[Input for this task Boundary: Start]

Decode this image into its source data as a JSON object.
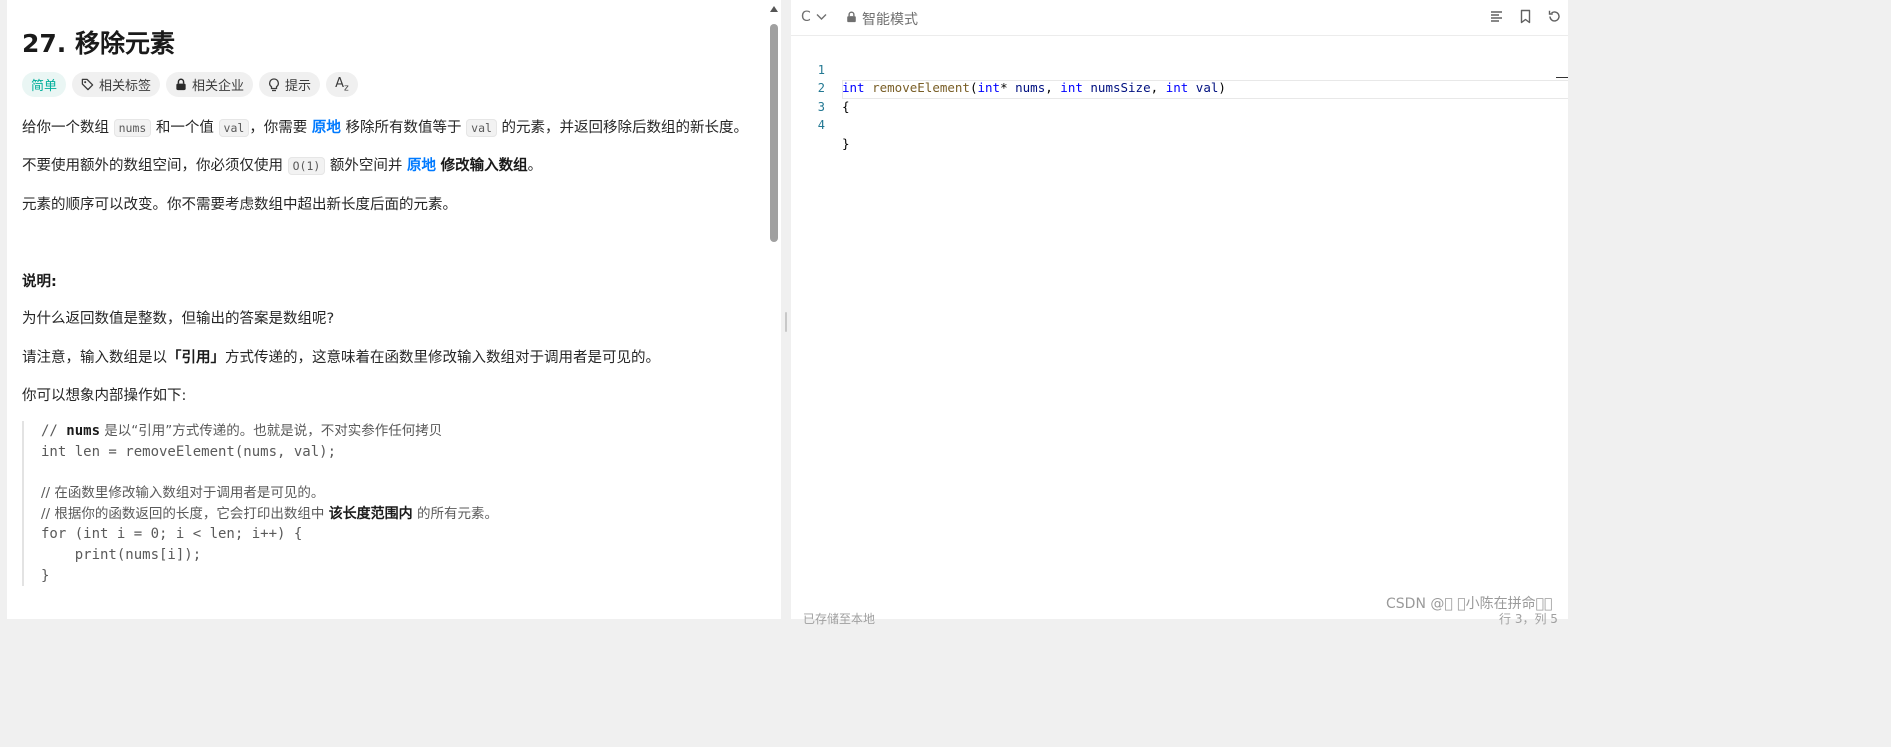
{
  "problem": {
    "title": "27. 移除元素",
    "tags": [
      {
        "label": "简单",
        "icon": "none"
      },
      {
        "label": "相关标签",
        "icon": "tag-icon"
      },
      {
        "label": "相关企业",
        "icon": "lock-icon"
      },
      {
        "label": "提示",
        "icon": "lightbulb-icon"
      },
      {
        "label": "",
        "icon": "translate-icon"
      }
    ],
    "translate_glyph": "A",
    "p1": {
      "t1": "给你一个数组 ",
      "c1": "nums",
      "t2": " 和一个值 ",
      "c2": "val",
      "t3": "，你需要 ",
      "hl": "原地",
      "t4": " 移除所有数值等于 ",
      "c3": "val",
      "t5": " 的元素，并返回移除后数组的新长度。"
    },
    "p2": {
      "t1": "不要使用额外的数组空间，你必须仅使用 ",
      "c1": "O(1)",
      "t2": " 额外空间并 ",
      "hl": "原地",
      "t3": " ",
      "b": "修改输入数组",
      "t4": "。"
    },
    "p3": "元素的顺序可以改变。你不需要考虑数组中超出新长度后面的元素。",
    "note_heading": "说明:",
    "p4": "为什么返回数值是整数，但输出的答案是数组呢?",
    "p5": {
      "t1": "请注意，输入数组是以",
      "b": "「引用」",
      "t2": "方式传递的，这意味着在函数里修改输入数组对于调用者是可见的。"
    },
    "p6": "你可以想象内部操作如下:",
    "code": {
      "l1a": "// ",
      "l1b": "nums",
      "l1c": " 是以“引用”方式传递的。也就是说，不对实参作任何拷贝",
      "l2": "int len = removeElement(nums, val);",
      "l3": "",
      "l4": "// 在函数里修改输入数组对于调用者是可见的。",
      "l5a": "// 根据你的函数返回的长度，它会打印出数组中 ",
      "l5b": "该长度范围内",
      "l5c": " 的所有元素。",
      "l6": "for (int i = 0; i < len; i++) {",
      "l7": "    print(nums[i]);",
      "l8": "}"
    }
  },
  "editor": {
    "language": "C",
    "mode": "智能模式",
    "lines": [
      {
        "num": "1"
      },
      {
        "num": "2",
        "text": "{"
      },
      {
        "num": "3",
        "text": ""
      },
      {
        "num": "4",
        "text": "}"
      }
    ],
    "line1": {
      "kw1": "int",
      "fn": "removeElement",
      "p1": "(",
      "kw2": "int",
      "p2": "* ",
      "v1": "nums",
      "p3": ", ",
      "kw3": "int",
      "p4": " ",
      "v2": "numsSize",
      "p5": ", ",
      "kw4": "int",
      "p6": " ",
      "v3": "val",
      "p7": ")"
    },
    "status_left": "已存储至本地",
    "status_right": "行 3，列 5"
  },
  "watermark": "CSDN @\u0000 \u0000小陈在拼命\u0000\u0000"
}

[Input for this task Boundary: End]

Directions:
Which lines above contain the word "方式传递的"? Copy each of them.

Answer for this exercise:
      "t2": "方式传递的，这意味着在函数里修改输入数组对于调用者是可见的。"
      "l1c": " 是以“引用”方式传递的。也就是说，不对实参作任何拷贝",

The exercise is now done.